PROVIDED MATERIAL ->

= = = =

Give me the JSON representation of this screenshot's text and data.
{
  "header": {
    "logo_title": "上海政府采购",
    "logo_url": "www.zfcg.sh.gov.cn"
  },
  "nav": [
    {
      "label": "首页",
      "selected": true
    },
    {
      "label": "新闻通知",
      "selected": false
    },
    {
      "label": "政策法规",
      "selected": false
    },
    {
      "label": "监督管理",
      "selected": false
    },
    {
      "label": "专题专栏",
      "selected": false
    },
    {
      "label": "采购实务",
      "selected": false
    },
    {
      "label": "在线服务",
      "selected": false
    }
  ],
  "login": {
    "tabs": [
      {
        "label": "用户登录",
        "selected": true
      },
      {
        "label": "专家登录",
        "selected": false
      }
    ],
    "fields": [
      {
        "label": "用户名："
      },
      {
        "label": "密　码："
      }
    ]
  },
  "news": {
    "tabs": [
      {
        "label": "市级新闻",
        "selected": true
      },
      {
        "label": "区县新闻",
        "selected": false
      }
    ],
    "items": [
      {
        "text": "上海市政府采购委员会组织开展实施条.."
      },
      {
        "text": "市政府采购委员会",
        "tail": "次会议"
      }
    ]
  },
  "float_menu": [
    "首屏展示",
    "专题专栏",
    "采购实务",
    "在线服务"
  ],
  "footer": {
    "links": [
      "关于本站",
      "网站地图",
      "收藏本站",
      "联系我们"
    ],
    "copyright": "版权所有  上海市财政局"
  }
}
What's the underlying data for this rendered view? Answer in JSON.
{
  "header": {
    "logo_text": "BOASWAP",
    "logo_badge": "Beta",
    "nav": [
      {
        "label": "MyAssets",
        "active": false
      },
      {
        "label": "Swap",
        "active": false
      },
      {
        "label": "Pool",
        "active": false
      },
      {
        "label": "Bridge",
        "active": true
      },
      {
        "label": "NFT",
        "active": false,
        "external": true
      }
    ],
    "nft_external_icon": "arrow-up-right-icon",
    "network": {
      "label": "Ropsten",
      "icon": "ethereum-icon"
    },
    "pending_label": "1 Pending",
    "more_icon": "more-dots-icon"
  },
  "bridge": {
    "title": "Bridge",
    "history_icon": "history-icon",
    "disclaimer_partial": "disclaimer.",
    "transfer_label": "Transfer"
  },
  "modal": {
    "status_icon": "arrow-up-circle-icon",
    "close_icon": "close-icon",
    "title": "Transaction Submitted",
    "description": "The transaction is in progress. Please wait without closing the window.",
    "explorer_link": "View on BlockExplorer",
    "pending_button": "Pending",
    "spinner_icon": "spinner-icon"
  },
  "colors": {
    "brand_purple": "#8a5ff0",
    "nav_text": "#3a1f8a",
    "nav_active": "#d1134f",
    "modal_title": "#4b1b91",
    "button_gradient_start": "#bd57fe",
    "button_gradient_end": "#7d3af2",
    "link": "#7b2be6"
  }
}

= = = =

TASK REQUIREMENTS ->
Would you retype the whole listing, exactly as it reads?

EXERCISE OUTPUT ->
Give me the JSON representation of this screenshot's text and data.
{
  "header": {
    "logo_title": "上海政府采购",
    "logo_url": "www.zfcg.sh.gov.cn"
  },
  "nav": [
    {
      "label": "首页",
      "selected": true
    },
    {
      "label": "新闻通知",
      "selected": false
    },
    {
      "label": "政策法规",
      "selected": false
    },
    {
      "label": "监督管理",
      "selected": false
    },
    {
      "label": "专题专栏",
      "selected": false
    },
    {
      "label": "采购实务",
      "selected": false
    },
    {
      "label": "在线服务",
      "selected": false
    }
  ],
  "login": {
    "tabs": [
      {
        "label": "用户登录",
        "selected": true
      },
      {
        "label": "专家登录",
        "selected": false
      }
    ],
    "fields": [
      {
        "label": "用户名："
      },
      {
        "label": "密　码："
      }
    ]
  },
  "news": {
    "tabs": [
      {
        "label": "市级新闻",
        "selected": true
      },
      {
        "label": "区县新闻",
        "selected": false
      }
    ],
    "items": [
      {
        "text": "上海市政府采购委员会组织开展实施条.."
      },
      {
        "text": "市政府采购委员会",
        "tail": "次会议"
      }
    ]
  },
  "float_menu": [
    "首屏展示",
    "专题专栏",
    "采购实务",
    "在线服务"
  ],
  "footer": {
    "links": [
      "关于本站",
      "网站地图",
      "收藏本站",
      "联系我们"
    ],
    "copyright": "版权所有  上海市财政局"
  }
}
What's the underlying data for this rendered view? Answer in JSON.
{
  "header": {
    "logo_text": "BOASWAP",
    "logo_badge": "Beta",
    "nav": [
      {
        "label": "MyAssets",
        "active": false
      },
      {
        "label": "Swap",
        "active": false
      },
      {
        "label": "Pool",
        "active": false
      },
      {
        "label": "Bridge",
        "active": true
      },
      {
        "label": "NFT",
        "active": false,
        "external": true
      }
    ],
    "nft_external_icon": "arrow-up-right-icon",
    "network": {
      "label": "Ropsten",
      "icon": "ethereum-icon"
    },
    "pending_label": "1 Pending",
    "more_icon": "more-dots-icon"
  },
  "bridge": {
    "title": "Bridge",
    "history_icon": "history-icon",
    "disclaimer_partial": "disclaimer.",
    "transfer_label": "Transfer"
  },
  "modal": {
    "status_icon": "arrow-up-circle-icon",
    "close_icon": "close-icon",
    "title": "Transaction Submitted",
    "description": "The transaction is in progress. Please wait without closing the window.",
    "explorer_link": "View on BlockExplorer",
    "pending_button": "Pending",
    "spinner_icon": "spinner-icon"
  },
  "colors": {
    "brand_purple": "#8a5ff0",
    "nav_text": "#3a1f8a",
    "nav_active": "#d1134f",
    "modal_title": "#4b1b91",
    "button_gradient_start": "#bd57fe",
    "button_gradient_end": "#7d3af2",
    "link": "#7b2be6"
  }
}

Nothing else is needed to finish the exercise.